  • Safety experts estimate that half of all drowning victims die from the fatal effects of hypothermia and cold water, not the fatal effects from water filled lungs.


  • Slippery driveways and sidewalks can be particularly hazardous in the winter. Keep them well shoveled, and apply materials such as rock salt or sand to improve traction.
  • Be especially careful crossing the street and wear appropriate shoes and brightly colored (not white) clothing while walking in snowy conditions.
  • Use reflective clothing or stickers for maximum protection, especially at dawn and dusk.

Monday, January 26, 2015

Attention Middle School Parents And Students

Attention all Middle School parents & students: CPSC sponsoring nationwide carbon monoxide safety poster contest.  Great opportunity to showcase your talent and help spread a valuable life safety message!

CO Poster Contest Brochure

Thursday, January 22, 2015

Driving in Fog - Safety Tips

It is foggy out there folks!!!!  The below is from and I thought it appropriate for this mornings commute. Stay Safe - Bill

Fog can be thought of as a cloud at ground level. It forms when the temperature drops to the dew point (the temperature at which air is saturated), and invisible water vapor in the air condenses to form suspended water droplets. Fog can reduce visibility to 1/4 mile or less, creating hazardous driving conditions. If you can't postpone your trip until dense fog lifts -- usually by late morning or the afternoon -- follow these tips:

* Drive with lights on low beam. High beams will only be reflected back off the fog and actually impair visibility even more.

* Reduce your speed -- and watch your speedometer. Fog creates a visual illusion of slow motion when you may actually be speeding.

* Listen for traffic you cannot see. Open your window a little, to hear better.

* Use wipers and defrosters as necessary for maximum visibility.

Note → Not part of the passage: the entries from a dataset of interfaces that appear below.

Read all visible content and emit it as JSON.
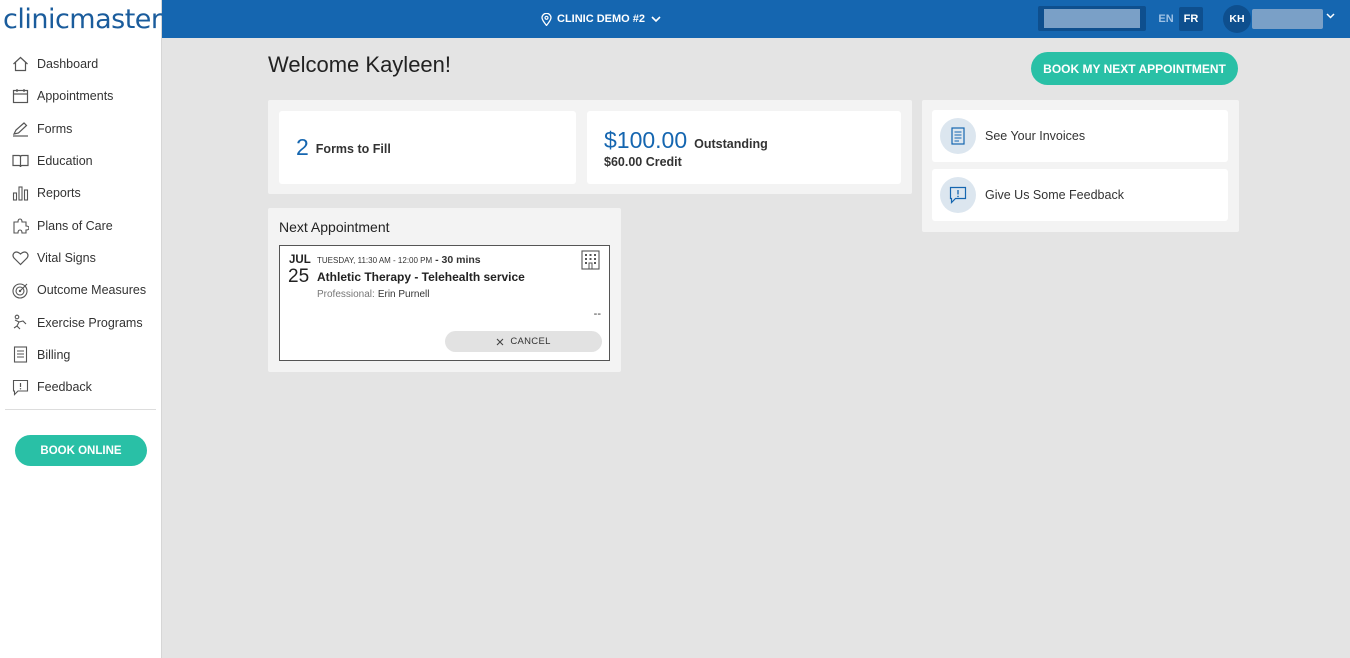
{
  "brand": {
    "name": "clinicmaster",
    "color": "#1566b0",
    "accent": "#29c0a6"
  },
  "sidebar": {
    "items": [
      {
        "label": "Dashboard",
        "icon": "home-icon"
      },
      {
        "label": "Appointments",
        "icon": "calendar-icon"
      },
      {
        "label": "Forms",
        "icon": "pen-icon"
      },
      {
        "label": "Education",
        "icon": "book-icon"
      },
      {
        "label": "Reports",
        "icon": "bar-chart-icon"
      },
      {
        "label": "Plans of Care",
        "icon": "puzzle-icon"
      },
      {
        "label": "Vital Signs",
        "icon": "heart-icon"
      },
      {
        "label": "Outcome Measures",
        "icon": "target-icon"
      },
      {
        "label": "Exercise Programs",
        "icon": "exercise-icon"
      },
      {
        "label": "Billing",
        "icon": "receipt-icon"
      },
      {
        "label": "Feedback",
        "icon": "feedback-icon"
      }
    ],
    "book_online": "BOOK ONLINE"
  },
  "topbar": {
    "clinic": "CLINIC DEMO #2",
    "lang_en": "EN",
    "lang_fr": "FR",
    "user_initials": "KH"
  },
  "main": {
    "welcome": "Welcome Kayleen!",
    "book_next": "BOOK MY NEXT APPOINTMENT",
    "forms_count": "2",
    "forms_label": "Forms to Fill",
    "outstanding_amount": "$100.00",
    "outstanding_label": "Outstanding",
    "credit": "$60.00 Credit",
    "invoices_label": "See Your Invoices",
    "feedback_label": "Give Us Some Feedback"
  },
  "appointment": {
    "section_title": "Next Appointment",
    "month": "JUL",
    "day": "25",
    "time": "TUESDAY, 11:30 AM - 12:00 PM",
    "duration": "- 30 mins",
    "service": "Athletic Therapy - Telehealth service",
    "professional_label": "Professional:",
    "professional": "Erin Purnell",
    "location": "--",
    "cancel": "CANCEL"
  }
}
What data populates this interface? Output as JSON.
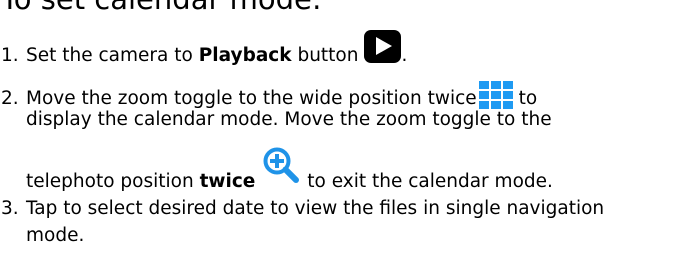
{
  "heading": "To set calendar mode:",
  "steps": [
    {
      "number": "1.",
      "text_before": "Set the camera to ",
      "bold": "Playback",
      "text_after": " button",
      "end": "."
    },
    {
      "number": "2.",
      "line1_text": "Move the zoom toggle to the wide position twice",
      "line1_after": "to",
      "line2_text": "display the calendar mode.  Move the zoom toggle to the",
      "line3_text": "telephoto position ",
      "line3_bold": "twice",
      "line3_after": "to exit the calendar mode."
    },
    {
      "number": "3.",
      "line1_text": "Tap to select desired date to view the files in single navigation",
      "line2_text": "mode."
    }
  ],
  "icons": {
    "playback": "playback-icon",
    "calendar_grid": "calendar-grid-icon",
    "zoom_in": "zoom-in-magnifier-icon"
  },
  "colors": {
    "text": "#000000",
    "grid_blue": "#1e9af2",
    "zoom_blue": "#1f93e8"
  }
}
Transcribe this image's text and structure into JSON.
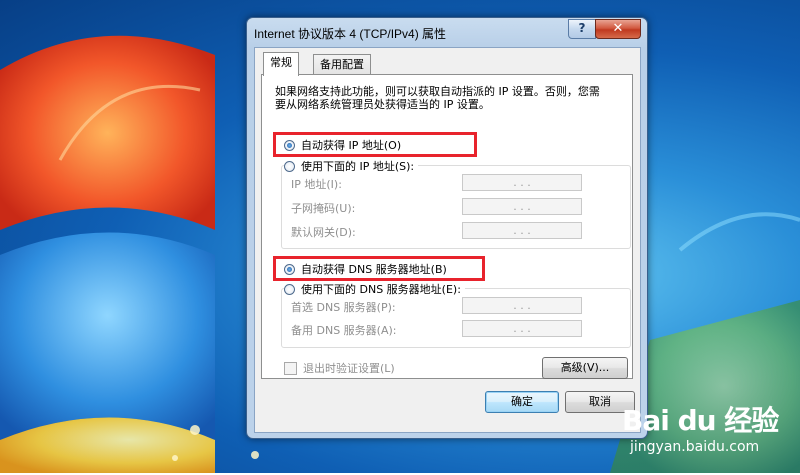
{
  "window": {
    "title": "Internet 协议版本 4 (TCP/IPv4) 属性",
    "help_label": "?",
    "close_label": "✕"
  },
  "tabs": [
    {
      "label": "常规",
      "active": true
    },
    {
      "label": "备用配置",
      "active": false
    }
  ],
  "general": {
    "description": "如果网络支持此功能，则可以获取自动指派的 IP 设置。否则，您需要从网络系统管理员处获得适当的 IP 设置。",
    "ip": {
      "auto_label": "自动获得 IP 地址(O)",
      "auto_selected": true,
      "manual_label": "使用下面的 IP 地址(S):",
      "fields": [
        {
          "label": "IP 地址(I):",
          "value": ". . ."
        },
        {
          "label": "子网掩码(U):",
          "value": ". . ."
        },
        {
          "label": "默认网关(D):",
          "value": ". . ."
        }
      ]
    },
    "dns": {
      "auto_label": "自动获得 DNS 服务器地址(B)",
      "auto_selected": true,
      "manual_label": "使用下面的 DNS 服务器地址(E):",
      "fields": [
        {
          "label": "首选 DNS 服务器(P):",
          "value": ". . ."
        },
        {
          "label": "备用 DNS 服务器(A):",
          "value": ". . ."
        }
      ]
    },
    "validate_label": "退出时验证设置(L)",
    "advanced_label": "高级(V)..."
  },
  "buttons": {
    "ok": "确定",
    "cancel": "取消"
  },
  "watermark": {
    "brand": "Bai du 经验",
    "url": "jingyan.baidu.com"
  },
  "colors": {
    "highlight": "#e8232c",
    "desktop": "#1a6fc4"
  }
}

* Use the right edge of the road or painted road markings as a guide.

* Be patient. Do not pass lines of traffic.

* Do not stop on a freeway or heavily traveled road. If your car stalls or becomes disabled, turn your vehicle's lights off, and take your foot off of the brake pedal. People tend to follow tail lights when driving in fog. Move away from the vehicle to avoid injury.

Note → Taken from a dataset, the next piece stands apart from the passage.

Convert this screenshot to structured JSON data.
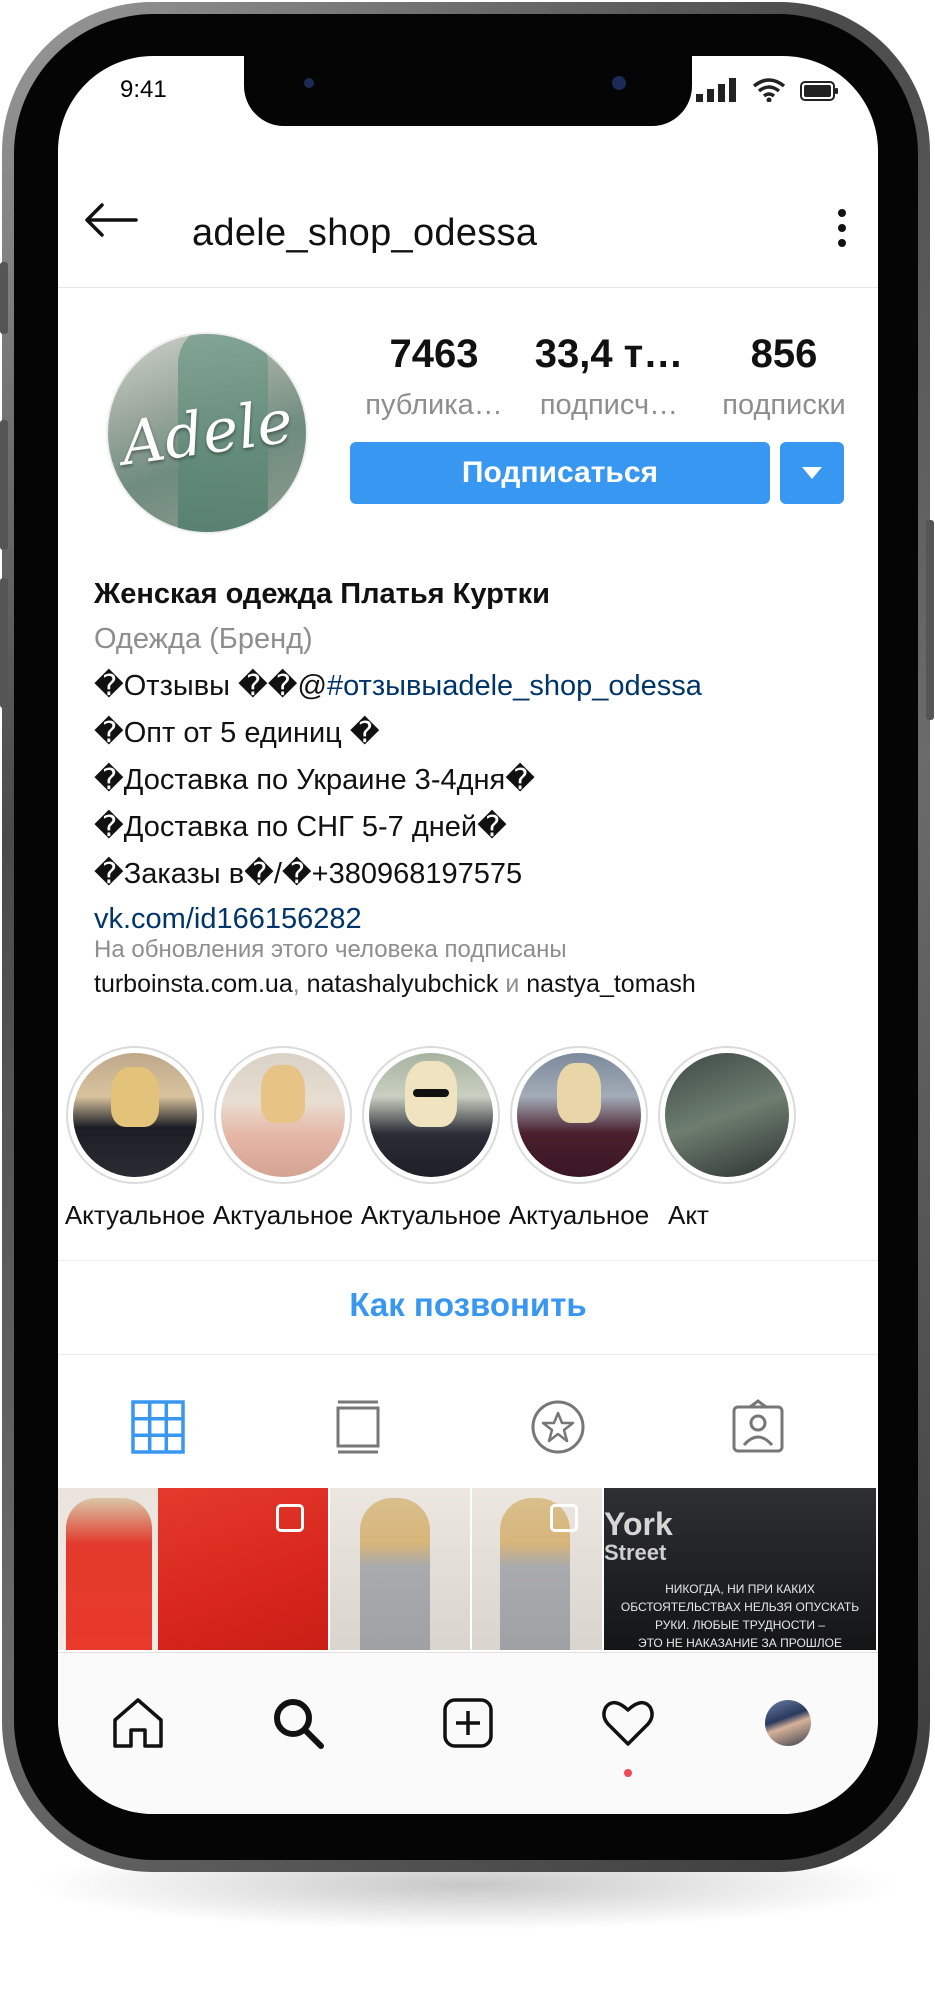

Sources: National Weather Service, Wisconsin Department of Transportation